|Wrestlers in a panel on the walls of the temple, defaced with scribbling|
It was almost time for the sun to set when we left the temple and headed towards the cenotaphs that Orchha is famous for. The sun was just dipping beyond the horizon, but we still had time to wander around the cenotaph complex. These cenotaphs house the remains of royalty, but they are also home to vultures galore, which swarmed over the minarets and domes as the sun dipped lower still.
|The setting sun lights up Bir Singh Deo's cenotaph, as a pair of Vultures roost. Can you spot them?|
|The rows of cenotaphs in the setting sun. There are vultures over all these monuments. Can you spot them?|
We forgot all about the famed sight of the cenotaphs against the setting sun as we watched these vultures, unable to pull ourselves away.
|An Indian Vulture|
We left only when it was too dark to see anything more, and the watchmen began herding us out.
Our day was still not over, for we had the sound and light show to attend. Sitting in the darkness, feeling the winter chill, pulling our shawls around us tighter, we listened to the stories of Orccha. Of Rudra Pratap who lost his way and found a capital, of Madhukar Shah and his wife, and the Rama who came to Orccha, of the famous courtesan, Rai Parveen, who rebuffed the overtures of Aurangzeb with flair and clever words, and of the prince Hardaul who became a folk hero, after he gave up his life to obey his brother’s orders.
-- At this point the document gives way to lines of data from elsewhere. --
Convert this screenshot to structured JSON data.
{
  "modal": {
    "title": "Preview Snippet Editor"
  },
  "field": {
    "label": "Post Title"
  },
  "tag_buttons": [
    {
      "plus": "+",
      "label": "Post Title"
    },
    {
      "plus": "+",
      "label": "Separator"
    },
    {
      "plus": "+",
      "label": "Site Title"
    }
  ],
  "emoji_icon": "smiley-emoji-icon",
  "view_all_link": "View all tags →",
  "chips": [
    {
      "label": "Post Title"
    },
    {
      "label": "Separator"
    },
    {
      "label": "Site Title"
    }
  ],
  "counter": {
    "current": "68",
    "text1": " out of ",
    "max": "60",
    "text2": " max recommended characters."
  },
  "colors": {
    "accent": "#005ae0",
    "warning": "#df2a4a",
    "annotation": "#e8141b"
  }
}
Interspersed with songs and poems, the narrative brought the people, and the place, to life.
|The Sound and Light Show at the fort|
That night, as we slept in the tents at the MPTDC resort, my dreams were filled with these stories, and the temptation to stay on at Orchha and explore more, and hear more of these stories, was great. But we had other plans. I had Khajuraho to explore as well, and, as always, there wasn’t enough time. We awoke early, and headed to the river, to see the cenotaphs one last time…..
|Morning view of the cenotaphs and the Betwa river|
And stopped at the Rama Raja temple to pay our respects to the God who resides in the palace.
|The Ram Raja Palace, which has been painted over so many times!|
And then, it was time for us to leave. As we drove down the road, I promised myself that I would be back, someday, to listen to more stories, and savour all that Orchha has to offer.